EXCERPTED RECORDS START
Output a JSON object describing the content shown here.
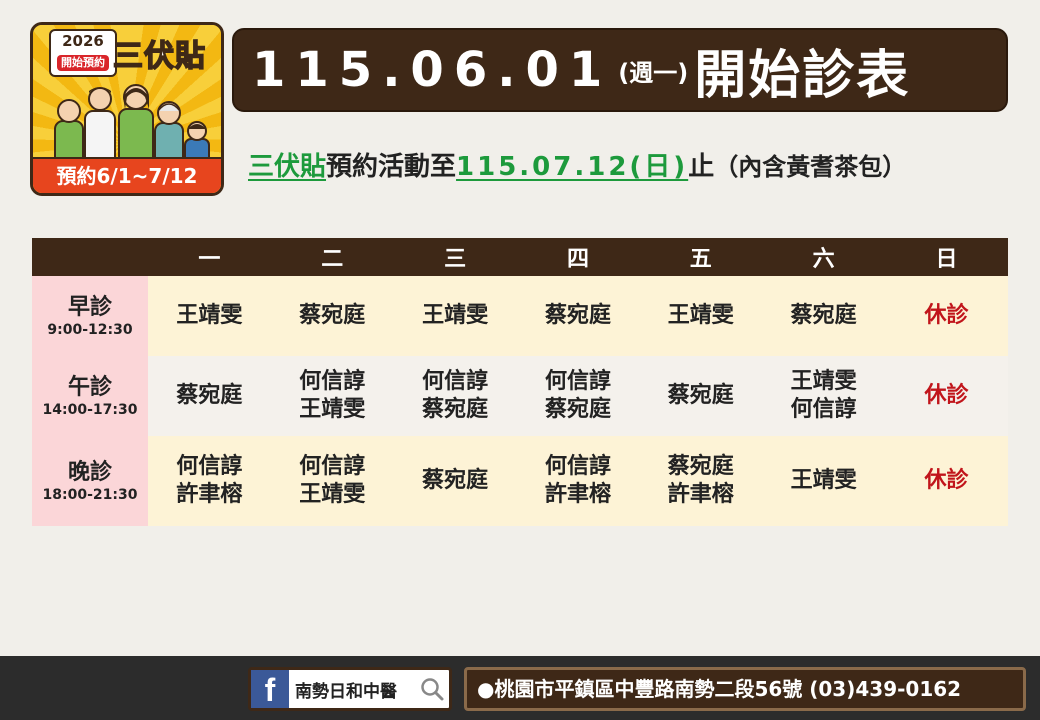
{
  "badge": {
    "year": "2026",
    "pill": "開始預約",
    "title": "三伏貼",
    "footer": "預約6/1~7/12"
  },
  "banner": {
    "date": "115.06.01",
    "weekday": "(週一)",
    "label": "開始診表"
  },
  "subtitle": {
    "event": "三伏貼",
    "text1": "預約活動至",
    "end_date": "115.07.12(日)",
    "text2": "止",
    "note": "（內含黃耆茶包）"
  },
  "schedule": {
    "days": [
      "一",
      "二",
      "三",
      "四",
      "五",
      "六",
      "日"
    ],
    "sessions": [
      {
        "name": "早診",
        "time": "9:00-12:30",
        "cells": [
          [
            "王靖雯"
          ],
          [
            "蔡宛庭"
          ],
          [
            "王靖雯"
          ],
          [
            "蔡宛庭"
          ],
          [
            "王靖雯"
          ],
          [
            "蔡宛庭"
          ],
          [
            "休診"
          ]
        ]
      },
      {
        "name": "午診",
        "time": "14:00-17:30",
        "cells": [
          [
            "蔡宛庭"
          ],
          [
            "何信諄",
            "王靖雯"
          ],
          [
            "何信諄",
            "蔡宛庭"
          ],
          [
            "何信諄",
            "蔡宛庭"
          ],
          [
            "蔡宛庭"
          ],
          [
            "王靖雯",
            "何信諄"
          ],
          [
            "休診"
          ]
        ]
      },
      {
        "name": "晚診",
        "time": "18:00-21:30",
        "cells": [
          [
            "何信諄",
            "許聿榕"
          ],
          [
            "何信諄",
            "王靖雯"
          ],
          [
            "蔡宛庭"
          ],
          [
            "何信諄",
            "許聿榕"
          ],
          [
            "蔡宛庭",
            "許聿榕"
          ],
          [
            "王靖雯"
          ],
          [
            "休診"
          ]
        ]
      }
    ]
  },
  "footer": {
    "fb_letter": "f",
    "fb_name": "南勢日和中醫",
    "address": "●桃園市平鎮區中豐路南勢二段56號 (03)439-0162"
  },
  "colors": {
    "brown": "#3e2817",
    "green": "#1d9a3c",
    "rest_red": "#c1151b",
    "session_pink": "#fbd6d8",
    "cell_cream": "#fdf3d6"
  }
}
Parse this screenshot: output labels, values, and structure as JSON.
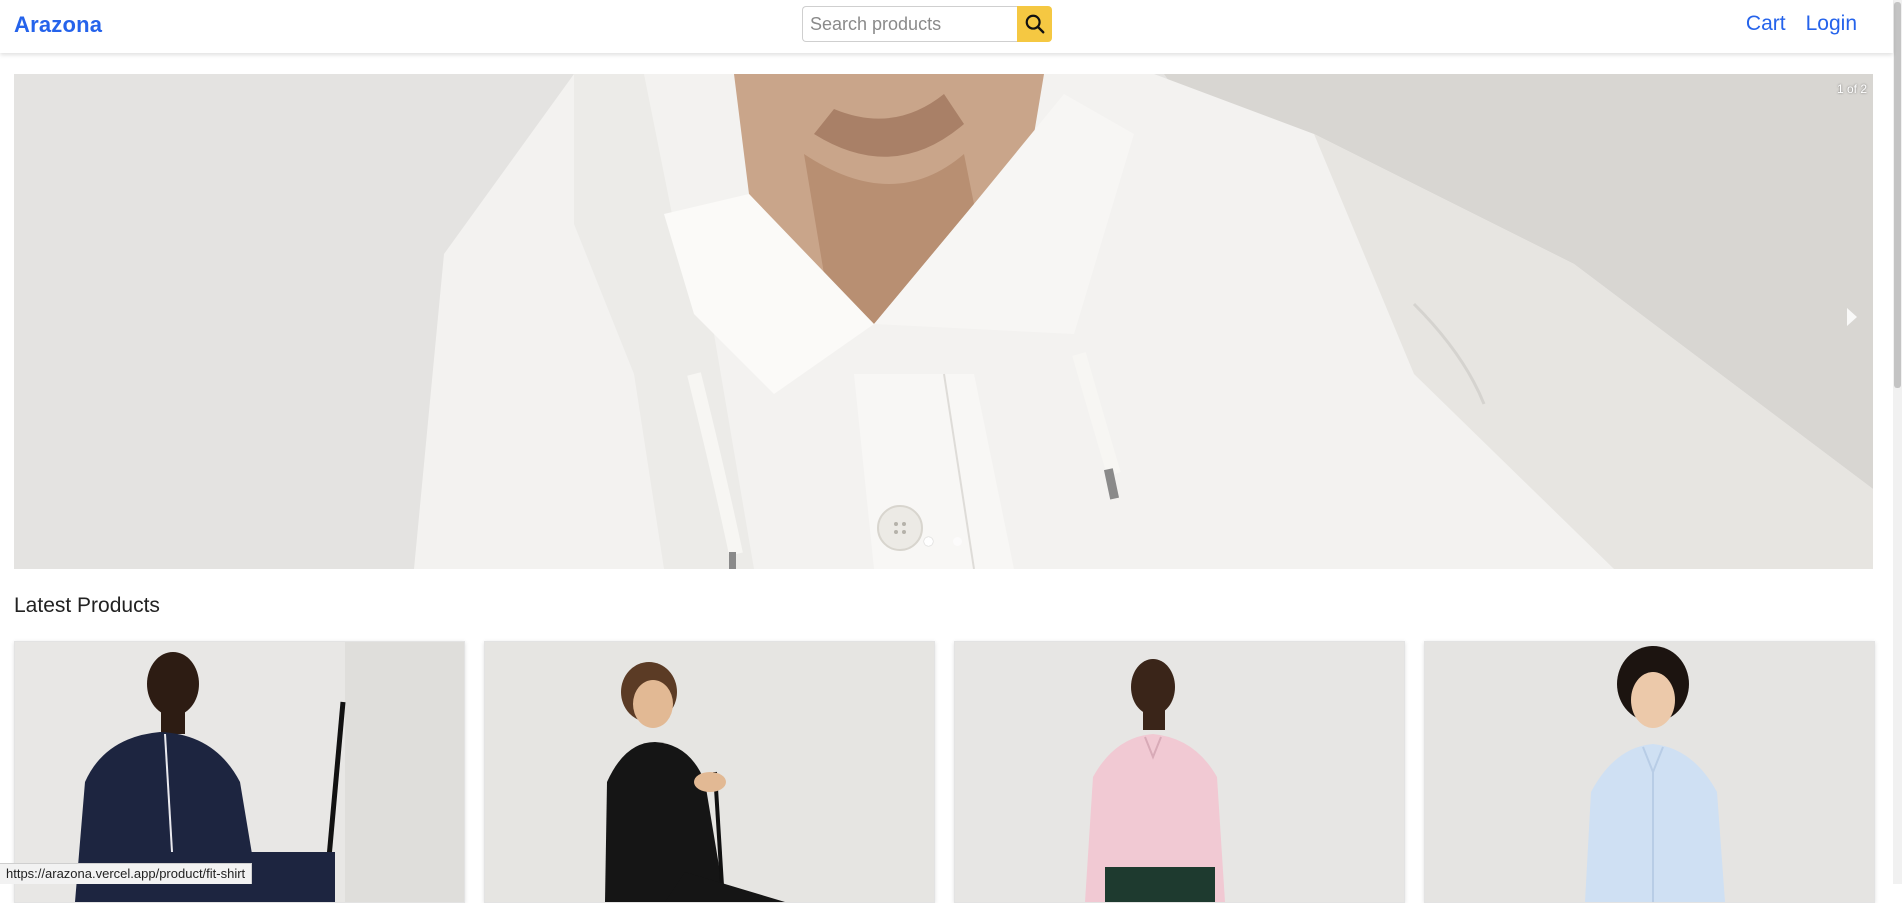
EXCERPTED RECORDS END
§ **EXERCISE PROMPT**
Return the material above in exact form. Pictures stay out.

§ **WRITTEN RESPONSE**
Output a JSON object describing the content shown here.
{
  "badge": {
    "year": "2026",
    "pill": "開始預約",
    "title": "三伏貼",
    "footer": "預約6/1~7/12"
  },
  "banner": {
    "date": "115.06.01",
    "weekday": "(週一)",
    "label": "開始診表"
  },
  "subtitle": {
    "event": "三伏貼",
    "text1": "預約活動至",
    "end_date": "115.07.12(日)",
    "text2": "止",
    "note": "（內含黃耆茶包）"
  },
  "schedule": {
    "days": [
      "一",
      "二",
      "三",
      "四",
      "五",
      "六",
      "日"
    ],
    "sessions": [
      {
        "name": "早診",
        "time": "9:00-12:30",
        "cells": [
          [
            "王靖雯"
          ],
          [
            "蔡宛庭"
          ],
          [
            "王靖雯"
          ],
          [
            "蔡宛庭"
          ],
          [
            "王靖雯"
          ],
          [
            "蔡宛庭"
          ],
          [
            "休診"
          ]
        ]
      },
      {
        "name": "午診",
        "time": "14:00-17:30",
        "cells": [
          [
            "蔡宛庭"
          ],
          [
            "何信諄",
            "王靖雯"
          ],
          [
            "何信諄",
            "蔡宛庭"
          ],
          [
            "何信諄",
            "蔡宛庭"
          ],
          [
            "蔡宛庭"
          ],
          [
            "王靖雯",
            "何信諄"
          ],
          [
            "休診"
          ]
        ]
      },
      {
        "name": "晚診",
        "time": "18:00-21:30",
        "cells": [
          [
            "何信諄",
            "許聿榕"
          ],
          [
            "何信諄",
            "王靖雯"
          ],
          [
            "蔡宛庭"
          ],
          [
            "何信諄",
            "許聿榕"
          ],
          [
            "蔡宛庭",
            "許聿榕"
          ],
          [
            "王靖雯"
          ],
          [
            "休診"
          ]
        ]
      }
    ]
  },
  "footer": {
    "fb_letter": "f",
    "fb_name": "南勢日和中醫",
    "address": "●桃園市平鎮區中豐路南勢二段56號 (03)439-0162"
  },
  "colors": {
    "brown": "#3e2817",
    "green": "#1d9a3c",
    "rest_red": "#c1151b",
    "session_pink": "#fbd6d8",
    "cell_cream": "#fdf3d6"
  }
}
Parse this screenshot: output labels, values, and structure as JSON.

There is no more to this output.